How to plant in containers
1. Narcissus have an extensive root structure, so plant them in a deep container to give the roots room to grow.
2. Bulbs don’t like waterlogged soil, so place crocks (bits of broken pots) at the bottom of the pot to cover the drainage holes and stop them clogging up with compost.
3. Fill the container with bulb compost or multi-purpose compost to around 15cm below the rim.
4. Place the narcissus bulbs on the compost, spaced around 5-8cm apart with the tips of the bulbs pointing upwards.
5. Cover with compost up to around 3cm from the rim of the container. Firm the compost down gently.
Planting indoor narcissus is a great way to have flowers for the festive season, and the delicious fragrance is an added bonus.
1. Choose bulbs that have been prepared for indoor growing, like Narcissus ‘Paperwhite Ziva’
2. Plant the bulbs any time between October and January, approximately 4-6 weeks before you want them to flower.
Planting in a container with drainage:
- Choose a shallow pot with a drainage hole and place it on a driptray. Place a stone or a pot shard inside the pot to cover the drainage hole and stop it being blocked up with compost.
- Fill the pot with multi-purpose compost almost to the top of the pot. Press the bulbs into the compost with their pointed ends facing upwards, so that the top half of the bulb is above the compost. The bulbs can be placed close together so that they are almost touching. Firm the compost around the bulbs and water enough to moisten the compost.
- Place the pot on its drip tray on a sunny windowsill. Water regularly, just enough to keep the compost moist but not sodden. Don’t let the pot sit in a saucer filled with water for long periods or the bulbs may rot.
1. Feed container-grown bulbs with a liquid high-potash fertiliser like tomato feed every 7-10 days, from when the shoots first appear until the foliage starts to die back.
2. Deadhead faded flowers to allow the plants to put all their energy into storing food in the bulbs for next spring.

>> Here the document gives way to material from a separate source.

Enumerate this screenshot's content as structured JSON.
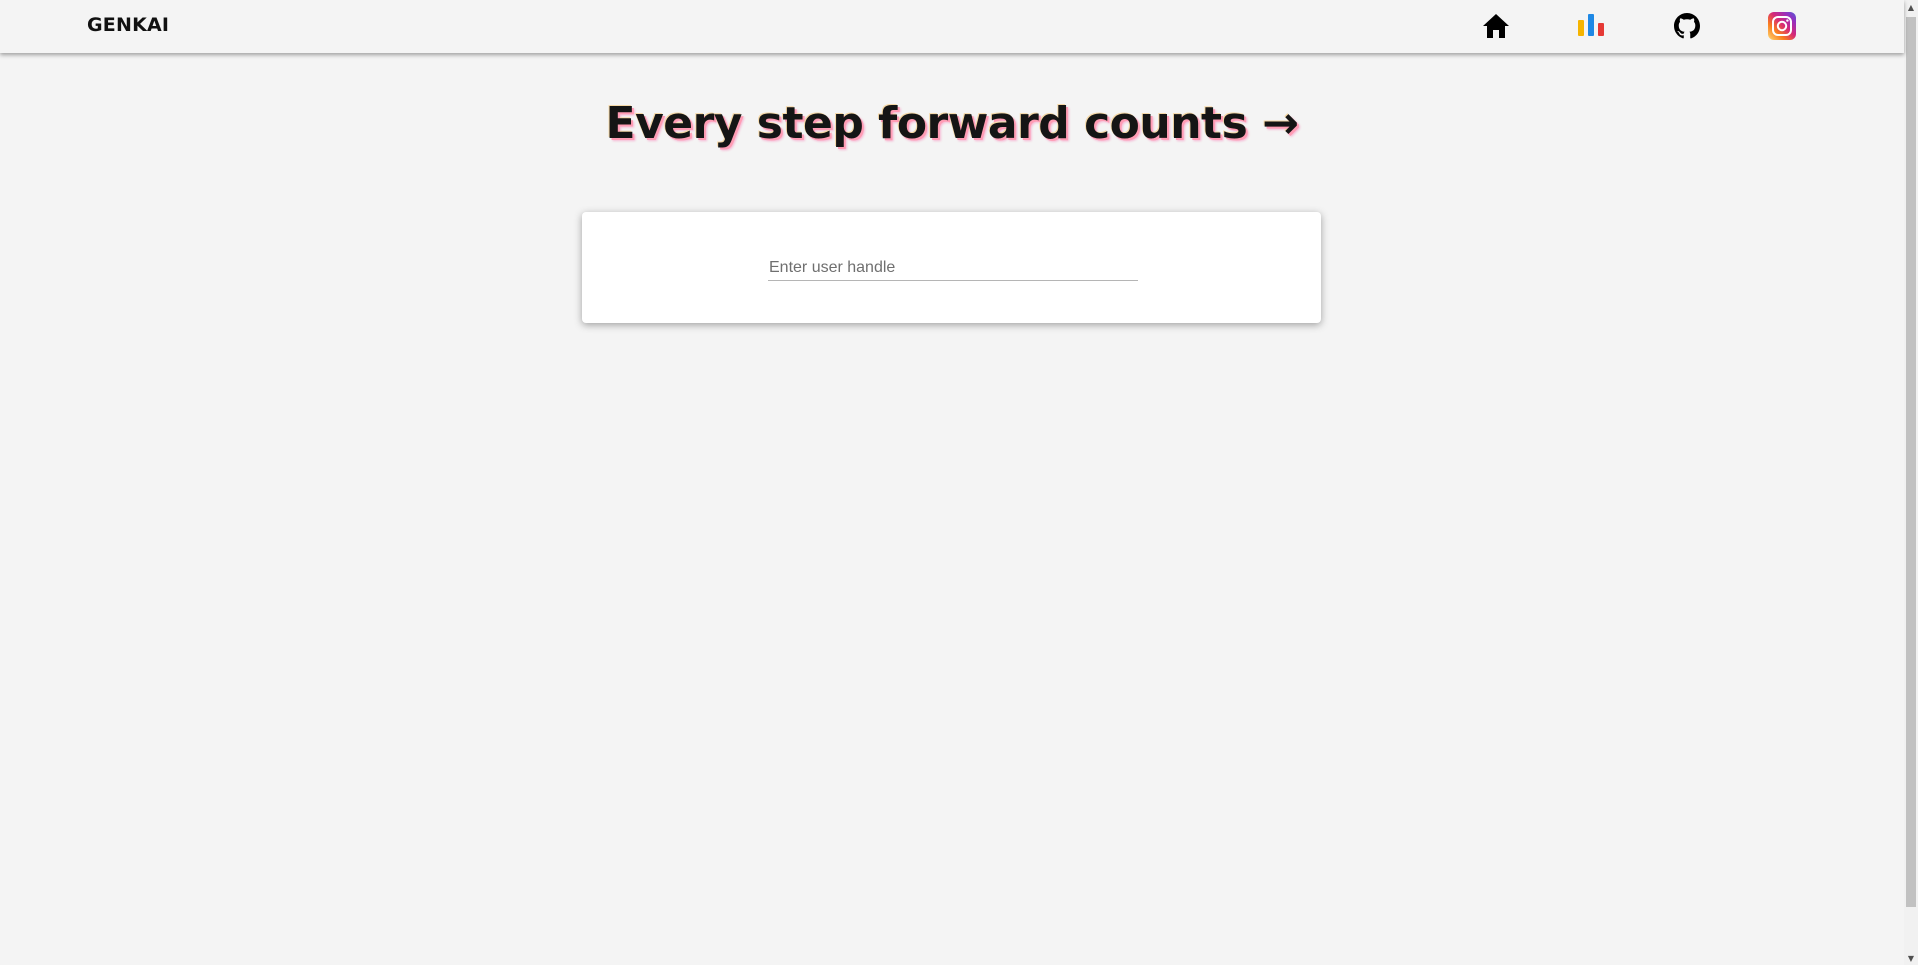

3. Leave the foliage until it has turned yellow, then cut it back.
Pests and Diseases
Narcissus are usually low-maintenance, but can be susceptible to slugs and snails which eat the foliage and flowers, viruses, basal rot and narcissus bulb fly. Use deterrents such as nematodes, copper tape or pellets to protect against slug damage. Watch out for ‘daffodil blindness’ (bulbs producing foliage but no flowers) which can be caused by shallow planting, leaves removed too early, overcrowding or bulb fly attack.